━━━ DATA LISTING
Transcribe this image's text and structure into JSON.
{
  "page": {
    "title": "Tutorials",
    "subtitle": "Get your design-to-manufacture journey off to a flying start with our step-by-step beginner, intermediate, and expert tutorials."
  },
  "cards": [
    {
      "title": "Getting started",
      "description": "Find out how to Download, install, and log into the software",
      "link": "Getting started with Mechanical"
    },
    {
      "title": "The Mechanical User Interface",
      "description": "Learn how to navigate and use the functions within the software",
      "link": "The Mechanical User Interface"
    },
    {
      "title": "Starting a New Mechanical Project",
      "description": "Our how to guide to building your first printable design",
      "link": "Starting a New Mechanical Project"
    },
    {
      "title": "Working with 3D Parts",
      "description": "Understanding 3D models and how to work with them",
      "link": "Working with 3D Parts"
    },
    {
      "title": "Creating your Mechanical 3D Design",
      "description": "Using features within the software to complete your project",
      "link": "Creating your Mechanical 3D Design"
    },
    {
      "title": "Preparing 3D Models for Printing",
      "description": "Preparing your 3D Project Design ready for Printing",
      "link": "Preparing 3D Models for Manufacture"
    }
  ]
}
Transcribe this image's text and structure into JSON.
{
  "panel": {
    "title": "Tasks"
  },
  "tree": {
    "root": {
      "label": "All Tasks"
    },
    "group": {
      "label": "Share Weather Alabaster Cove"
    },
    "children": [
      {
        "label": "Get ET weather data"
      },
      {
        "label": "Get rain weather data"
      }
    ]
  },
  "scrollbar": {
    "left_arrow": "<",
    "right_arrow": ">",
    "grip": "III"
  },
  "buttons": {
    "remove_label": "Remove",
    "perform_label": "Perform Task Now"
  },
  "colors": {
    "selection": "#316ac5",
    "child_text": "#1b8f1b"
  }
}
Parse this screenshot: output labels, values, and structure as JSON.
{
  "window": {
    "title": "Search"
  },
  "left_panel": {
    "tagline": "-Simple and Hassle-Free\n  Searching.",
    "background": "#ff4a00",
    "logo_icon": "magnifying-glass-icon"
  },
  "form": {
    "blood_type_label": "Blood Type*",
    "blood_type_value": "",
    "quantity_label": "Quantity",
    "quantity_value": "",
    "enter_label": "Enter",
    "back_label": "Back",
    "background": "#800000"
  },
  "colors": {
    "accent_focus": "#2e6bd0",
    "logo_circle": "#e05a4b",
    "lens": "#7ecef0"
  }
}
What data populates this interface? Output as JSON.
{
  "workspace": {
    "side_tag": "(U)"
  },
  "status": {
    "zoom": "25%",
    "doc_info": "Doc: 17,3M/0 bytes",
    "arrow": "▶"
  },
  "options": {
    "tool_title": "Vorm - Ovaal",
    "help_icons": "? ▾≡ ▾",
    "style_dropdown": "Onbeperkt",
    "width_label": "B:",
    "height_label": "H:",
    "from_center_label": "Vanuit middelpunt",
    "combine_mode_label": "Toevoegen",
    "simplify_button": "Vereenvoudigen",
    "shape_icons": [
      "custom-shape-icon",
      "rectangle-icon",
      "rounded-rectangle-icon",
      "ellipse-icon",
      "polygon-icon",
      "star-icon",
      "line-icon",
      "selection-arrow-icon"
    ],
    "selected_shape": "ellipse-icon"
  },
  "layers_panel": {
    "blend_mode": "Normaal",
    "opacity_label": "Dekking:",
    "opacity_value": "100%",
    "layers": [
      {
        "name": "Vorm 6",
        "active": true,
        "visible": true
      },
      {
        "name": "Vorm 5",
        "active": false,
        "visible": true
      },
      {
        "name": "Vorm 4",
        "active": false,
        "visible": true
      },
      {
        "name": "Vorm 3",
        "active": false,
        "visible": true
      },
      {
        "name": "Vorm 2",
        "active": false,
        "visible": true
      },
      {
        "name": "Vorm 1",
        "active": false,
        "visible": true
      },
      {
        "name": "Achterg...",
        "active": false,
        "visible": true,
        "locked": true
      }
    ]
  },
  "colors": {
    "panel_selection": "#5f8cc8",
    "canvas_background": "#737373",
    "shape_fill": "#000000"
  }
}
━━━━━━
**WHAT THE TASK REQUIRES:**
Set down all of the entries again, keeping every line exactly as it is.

**ANSWER SECTION:**
Transcribe this image's text and structure into JSON.
{
  "page": {
    "title": "Tutorials",
    "subtitle": "Get your design-to-manufacture journey off to a flying start with our step-by-step beginner, intermediate, and expert tutorials."
  },
  "cards": [
    {
      "title": "Getting started",
      "description": "Find out how to Download, install, and log into the software",
      "link": "Getting started with Mechanical"
    },
    {
      "title": "The Mechanical User Interface",
      "description": "Learn how to navigate and use the functions within the software",
      "link": "The Mechanical User Interface"
    },
    {
      "title": "Starting a New Mechanical Project",
      "description": "Our how to guide to building your first printable design",
      "link": "Starting a New Mechanical Project"
    },
    {
      "title": "Working with 3D Parts",
      "description": "Understanding 3D models and how to work with them",
      "link": "Working with 3D Parts"
    },
    {
      "title": "Creating your Mechanical 3D Design",
      "description": "Using features within the software to complete your project",
      "link": "Creating your Mechanical 3D Design"
    },
    {
      "title": "Preparing 3D Models for Printing",
      "description": "Preparing your 3D Project Design ready for Printing",
      "link": "Preparing 3D Models for Manufacture"
    }
  ]
}
Transcribe this image's text and structure into JSON.
{
  "panel": {
    "title": "Tasks"
  },
  "tree": {
    "root": {
      "label": "All Tasks"
    },
    "group": {
      "label": "Share Weather Alabaster Cove"
    },
    "children": [
      {
        "label": "Get ET weather data"
      },
      {
        "label": "Get rain weather data"
      }
    ]
  },
  "scrollbar": {
    "left_arrow": "<",
    "right_arrow": ">",
    "grip": "III"
  },
  "buttons": {
    "remove_label": "Remove",
    "perform_label": "Perform Task Now"
  },
  "colors": {
    "selection": "#316ac5",
    "child_text": "#1b8f1b"
  }
}
Parse this screenshot: output labels, values, and structure as JSON.
{
  "window": {
    "title": "Search"
  },
  "left_panel": {
    "tagline": "-Simple and Hassle-Free\n  Searching.",
    "background": "#ff4a00",
    "logo_icon": "magnifying-glass-icon"
  },
  "form": {
    "blood_type_label": "Blood Type*",
    "blood_type_value": "",
    "quantity_label": "Quantity",
    "quantity_value": "",
    "enter_label": "Enter",
    "back_label": "Back",
    "background": "#800000"
  },
  "colors": {
    "accent_focus": "#2e6bd0",
    "logo_circle": "#e05a4b",
    "lens": "#7ecef0"
  }
}
What data populates this interface? Output as JSON.
{
  "workspace": {
    "side_tag": "(U)"
  },
  "status": {
    "zoom": "25%",
    "doc_info": "Doc: 17,3M/0 bytes",
    "arrow": "▶"
  },
  "options": {
    "tool_title": "Vorm - Ovaal",
    "help_icons": "? ▾≡ ▾",
    "style_dropdown": "Onbeperkt",
    "width_label": "B:",
    "height_label": "H:",
    "from_center_label": "Vanuit middelpunt",
    "combine_mode_label": "Toevoegen",
    "simplify_button": "Vereenvoudigen",
    "shape_icons": [
      "custom-shape-icon",
      "rectangle-icon",
      "rounded-rectangle-icon",
      "ellipse-icon",
      "polygon-icon",
      "star-icon",
      "line-icon",
      "selection-arrow-icon"
    ],
    "selected_shape": "ellipse-icon"
  },
  "layers_panel": {
    "blend_mode": "Normaal",
    "opacity_label": "Dekking:",
    "opacity_value": "100%",
    "layers": [
      {
        "name": "Vorm 6",
        "active": true,
        "visible": true
      },
      {
        "name": "Vorm 5",
        "active": false,
        "visible": true
      },
      {
        "name": "Vorm 4",
        "active": false,
        "visible": true
      },
      {
        "name": "Vorm 3",
        "active": false,
        "visible": true
      },
      {
        "name": "Vorm 2",
        "active": false,
        "visible": true
      },
      {
        "name": "Vorm 1",
        "active": false,
        "visible": true
      },
      {
        "name": "Achterg...",
        "active": false,
        "visible": true,
        "locked": true
      }
    ]
  },
  "colors": {
    "panel_selection": "#5f8cc8",
    "canvas_background": "#737373",
    "shape_fill": "#000000"
  }
}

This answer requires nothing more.